Adolescence is often considered the most difficult time in life.
The American Academy of Pediatrics task force in mental health estimates that up to 21 percent of adolescents meet the diagnostic criteria for a mental health diagnosis, and that more than half of adults with mental health problems had symptoms prior to 14 years of age. Major depressive disorder ranges from 7.9 percent to 9 percent in the teen population.
The developmental, social and emotional tasks of the adolescent are complex. From the time a child enters middle school, he or she should be moving toward a stronger feeling of who they are and of their ability to affect their future. However, the many issues facing adolescents today derail this progression.

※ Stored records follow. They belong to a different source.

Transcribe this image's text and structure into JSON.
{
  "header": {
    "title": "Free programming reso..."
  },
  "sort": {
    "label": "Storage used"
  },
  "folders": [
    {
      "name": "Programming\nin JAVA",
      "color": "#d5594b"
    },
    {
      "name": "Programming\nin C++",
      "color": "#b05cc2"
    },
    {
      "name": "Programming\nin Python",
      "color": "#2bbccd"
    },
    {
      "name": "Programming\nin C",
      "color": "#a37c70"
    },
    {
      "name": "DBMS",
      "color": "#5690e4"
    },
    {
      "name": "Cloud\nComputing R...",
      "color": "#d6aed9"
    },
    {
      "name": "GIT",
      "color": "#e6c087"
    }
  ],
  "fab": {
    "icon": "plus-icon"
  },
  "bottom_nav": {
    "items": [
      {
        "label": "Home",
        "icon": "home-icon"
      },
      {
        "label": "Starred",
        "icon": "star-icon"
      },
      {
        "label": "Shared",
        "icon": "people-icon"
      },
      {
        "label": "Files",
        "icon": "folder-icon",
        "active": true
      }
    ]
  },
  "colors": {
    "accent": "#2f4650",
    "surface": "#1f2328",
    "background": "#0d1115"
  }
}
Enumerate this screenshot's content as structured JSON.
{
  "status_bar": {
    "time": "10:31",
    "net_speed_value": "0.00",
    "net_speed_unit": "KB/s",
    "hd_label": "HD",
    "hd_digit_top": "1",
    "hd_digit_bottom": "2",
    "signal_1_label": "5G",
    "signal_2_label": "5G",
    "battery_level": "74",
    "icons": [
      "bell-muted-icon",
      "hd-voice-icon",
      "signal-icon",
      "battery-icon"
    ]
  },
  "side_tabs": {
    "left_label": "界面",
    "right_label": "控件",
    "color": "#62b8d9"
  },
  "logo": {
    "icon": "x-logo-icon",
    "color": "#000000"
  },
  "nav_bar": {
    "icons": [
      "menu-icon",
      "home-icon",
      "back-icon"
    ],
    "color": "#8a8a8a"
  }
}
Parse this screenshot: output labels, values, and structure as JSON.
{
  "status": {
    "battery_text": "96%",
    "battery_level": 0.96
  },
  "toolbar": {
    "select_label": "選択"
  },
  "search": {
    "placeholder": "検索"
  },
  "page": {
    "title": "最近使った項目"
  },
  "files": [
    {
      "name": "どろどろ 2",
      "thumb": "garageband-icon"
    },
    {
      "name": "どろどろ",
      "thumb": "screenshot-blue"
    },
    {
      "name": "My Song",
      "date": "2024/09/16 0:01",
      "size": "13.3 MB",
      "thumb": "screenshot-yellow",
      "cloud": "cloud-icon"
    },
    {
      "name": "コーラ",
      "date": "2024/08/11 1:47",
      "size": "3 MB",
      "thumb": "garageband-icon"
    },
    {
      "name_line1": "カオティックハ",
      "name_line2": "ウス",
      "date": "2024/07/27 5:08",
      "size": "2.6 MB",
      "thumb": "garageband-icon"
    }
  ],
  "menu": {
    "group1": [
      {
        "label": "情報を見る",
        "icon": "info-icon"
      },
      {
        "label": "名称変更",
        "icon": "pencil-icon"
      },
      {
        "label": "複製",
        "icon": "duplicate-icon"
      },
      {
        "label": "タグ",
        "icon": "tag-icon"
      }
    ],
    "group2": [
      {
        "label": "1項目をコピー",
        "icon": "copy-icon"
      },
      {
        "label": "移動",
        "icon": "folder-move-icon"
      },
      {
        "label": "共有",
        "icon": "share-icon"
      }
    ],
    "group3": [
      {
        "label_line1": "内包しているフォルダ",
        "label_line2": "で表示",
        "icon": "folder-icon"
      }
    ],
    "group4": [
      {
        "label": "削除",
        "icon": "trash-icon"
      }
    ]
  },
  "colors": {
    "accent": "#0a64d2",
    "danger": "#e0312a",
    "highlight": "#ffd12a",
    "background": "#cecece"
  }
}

As parents and doctors, we need to constantly monitor how adolescents in our lives are handling and adjusting to their lives and circumstances.
It is important to monitor for the classic signs of depression. First, a gradual or sudden change away from normal patterns of interacting with the world occurs. This may take the form of lack of interest in friends, school or normal activities and problems with grades.
There are almost always changes in depressed mood, however, anger and acting out can also occur. A change in appetite, often a lack of interest in food, can occur. Sometimes this is paired with anorexia. Conversely, food consumption may increase in chronically depressed adolescents. Teens with obesity have higher rates of depression and should routinely be screened for symptoms.
Sleep hygiene should also be addressed. Traditionally, the depressed adolescent will be
sleep all the time, as a way of disengaging from their environment. Recently, we are seeing other disrupted sleep patterns, including an inability to sleep, or waking frequently at night.
Depression is also a common response to failed relationships. Breaking up with a boyfriend or girlfriend is a significant risk factor for suicide and should be promptly referred. All of these areas should be explored, along with possible drug use, as a cause or effect of depression.
The best advice for parents is to talk to your teen about what is going on. Follow grades, school interactions, mood, peers and friends, and the overall energy level of your child. Snoop around if you are concerned, look for clues in your child’s bedroom and monitor electronic usage.
If your teen is withdrawn and will not talk, this is a red flag. Talk to your child’s doctor about how your child is doing. There are depression rating scales to help determine if a child is depressed or if there is underlying anxiety. Your child’s doctor can help you decide the appropriate resources.
For parents, I recommend the healthychildren.org website. There is an excellent section on emotional wellness, family life and communication with articles on coping with stress, communication, signs of overload, nutrition and sleep, and many more.
Any adolescent who is threatening suicide or having suicidal thinking should be evaluated in the emergency room by a trained mental health professional. One of the best books I have come across regarding helping raise independent and well-grounded children is “Building Resilience in Children and Teens” by Kenneth R. Ginsberg.
Dr. Phillip McGuiness completed his internship and residency at Oregon Health & Science University and has been a pediatrician at The Vancouver Clinic since 1982.